◆ DIRECTIONS:
Reproduce the entries below, please. Keep every character the same.

BEGIN

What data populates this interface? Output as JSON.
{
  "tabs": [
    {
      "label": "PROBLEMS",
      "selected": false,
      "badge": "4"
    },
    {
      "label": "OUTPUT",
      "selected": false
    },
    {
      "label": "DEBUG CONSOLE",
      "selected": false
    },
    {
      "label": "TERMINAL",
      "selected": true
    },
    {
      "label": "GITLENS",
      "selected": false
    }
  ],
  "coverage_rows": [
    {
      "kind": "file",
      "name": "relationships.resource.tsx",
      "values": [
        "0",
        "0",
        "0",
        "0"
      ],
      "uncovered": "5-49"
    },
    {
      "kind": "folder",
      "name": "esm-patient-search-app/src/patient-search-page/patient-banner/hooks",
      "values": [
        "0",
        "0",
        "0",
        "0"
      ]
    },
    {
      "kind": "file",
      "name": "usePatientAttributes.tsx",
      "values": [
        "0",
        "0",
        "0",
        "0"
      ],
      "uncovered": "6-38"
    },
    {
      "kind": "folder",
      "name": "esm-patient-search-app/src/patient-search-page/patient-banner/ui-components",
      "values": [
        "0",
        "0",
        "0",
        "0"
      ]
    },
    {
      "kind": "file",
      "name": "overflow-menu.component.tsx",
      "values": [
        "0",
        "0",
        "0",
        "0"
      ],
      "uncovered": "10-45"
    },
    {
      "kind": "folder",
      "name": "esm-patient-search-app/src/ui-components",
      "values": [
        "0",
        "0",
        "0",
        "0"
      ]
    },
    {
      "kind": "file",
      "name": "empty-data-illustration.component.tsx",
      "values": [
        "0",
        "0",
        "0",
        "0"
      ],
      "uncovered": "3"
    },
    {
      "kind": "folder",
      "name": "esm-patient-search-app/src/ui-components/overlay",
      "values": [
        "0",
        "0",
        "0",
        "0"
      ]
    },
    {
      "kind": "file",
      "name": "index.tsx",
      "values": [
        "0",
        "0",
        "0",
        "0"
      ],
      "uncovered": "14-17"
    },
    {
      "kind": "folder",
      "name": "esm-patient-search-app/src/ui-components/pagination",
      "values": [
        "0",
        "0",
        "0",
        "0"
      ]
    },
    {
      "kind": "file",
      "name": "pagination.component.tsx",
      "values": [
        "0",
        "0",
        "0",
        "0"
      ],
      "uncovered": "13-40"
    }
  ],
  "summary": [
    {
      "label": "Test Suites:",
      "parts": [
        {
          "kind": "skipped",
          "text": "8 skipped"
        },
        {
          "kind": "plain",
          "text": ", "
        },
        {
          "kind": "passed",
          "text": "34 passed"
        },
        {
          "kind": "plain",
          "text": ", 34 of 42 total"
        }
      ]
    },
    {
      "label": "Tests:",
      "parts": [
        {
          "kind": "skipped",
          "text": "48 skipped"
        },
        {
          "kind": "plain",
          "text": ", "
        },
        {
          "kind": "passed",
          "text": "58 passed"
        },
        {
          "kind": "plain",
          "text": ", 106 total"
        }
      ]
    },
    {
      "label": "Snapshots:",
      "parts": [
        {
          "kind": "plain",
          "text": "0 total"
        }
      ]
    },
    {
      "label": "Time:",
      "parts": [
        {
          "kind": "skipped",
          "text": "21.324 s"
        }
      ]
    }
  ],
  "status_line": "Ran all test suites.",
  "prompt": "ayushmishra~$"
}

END

◆ SOLUTION:
What data populates this interface? Output as JSON.
{
  "tabs": [
    {
      "label": "PROBLEMS",
      "selected": false,
      "badge": "4"
    },
    {
      "label": "OUTPUT",
      "selected": false
    },
    {
      "label": "DEBUG CONSOLE",
      "selected": false
    },
    {
      "label": "TERMINAL",
      "selected": true
    },
    {
      "label": "GITLENS",
      "selected": false
    }
  ],
  "coverage_rows": [
    {
      "kind": "file",
      "name": "relationships.resource.tsx",
      "values": [
        "0",
        "0",
        "0",
        "0"
      ],
      "uncovered": "5-49"
    },
    {
      "kind": "folder",
      "name": "esm-patient-search-app/src/patient-search-page/patient-banner/hooks",
      "values": [
        "0",
        "0",
        "0",
        "0"
      ]
    },
    {
      "kind": "file",
      "name": "usePatientAttributes.tsx",
      "values": [
        "0",
        "0",
        "0",
        "0"
      ],
      "uncovered": "6-38"
    },
    {
      "kind": "folder",
      "name": "esm-patient-search-app/src/patient-search-page/patient-banner/ui-components",
      "values": [
        "0",
        "0",
        "0",
        "0"
      ]
    },
    {
      "kind": "file",
      "name": "overflow-menu.component.tsx",
      "values": [
        "0",
        "0",
        "0",
        "0"
      ],
      "uncovered": "10-45"
    },
    {
      "kind": "folder",
      "name": "esm-patient-search-app/src/ui-components",
      "values": [
        "0",
        "0",
        "0",
        "0"
      ]
    },
    {
      "kind": "file",
      "name": "empty-data-illustration.component.tsx",
      "values": [
        "0",
        "0",
        "0",
        "0"
      ],
      "uncovered": "3"
    },
    {
      "kind": "folder",
      "name": "esm-patient-search-app/src/ui-components/overlay",
      "values": [
        "0",
        "0",
        "0",
        "0"
      ]
    },
    {
      "kind": "file",
      "name": "index.tsx",
      "values": [
        "0",
        "0",
        "0",
        "0"
      ],
      "uncovered": "14-17"
    },
    {
      "kind": "folder",
      "name": "esm-patient-search-app/src/ui-components/pagination",
      "values": [
        "0",
        "0",
        "0",
        "0"
      ]
    },
    {
      "kind": "file",
      "name": "pagination.component.tsx",
      "values": [
        "0",
        "0",
        "0",
        "0"
      ],
      "uncovered": "13-40"
    }
  ],
  "summary": [
    {
      "label": "Test Suites:",
      "parts": [
        {
          "kind": "skipped",
          "text": "8 skipped"
        },
        {
          "kind": "plain",
          "text": ", "
        },
        {
          "kind": "passed",
          "text": "34 passed"
        },
        {
          "kind": "plain",
          "text": ", 34 of 42 total"
        }
      ]
    },
    {
      "label": "Tests:",
      "parts": [
        {
          "kind": "skipped",
          "text": "48 skipped"
        },
        {
          "kind": "plain",
          "text": ", "
        },
        {
          "kind": "passed",
          "text": "58 passed"
        },
        {
          "kind": "plain",
          "text": ", 106 total"
        }
      ]
    },
    {
      "label": "Snapshots:",
      "parts": [
        {
          "kind": "plain",
          "text": "0 total"
        }
      ]
    },
    {
      "label": "Time:",
      "parts": [
        {
          "kind": "skipped",
          "text": "21.324 s"
        }
      ]
    }
  ],
  "status_line": "Ran all test suites.",
  "prompt": "ayushmishra~$"
}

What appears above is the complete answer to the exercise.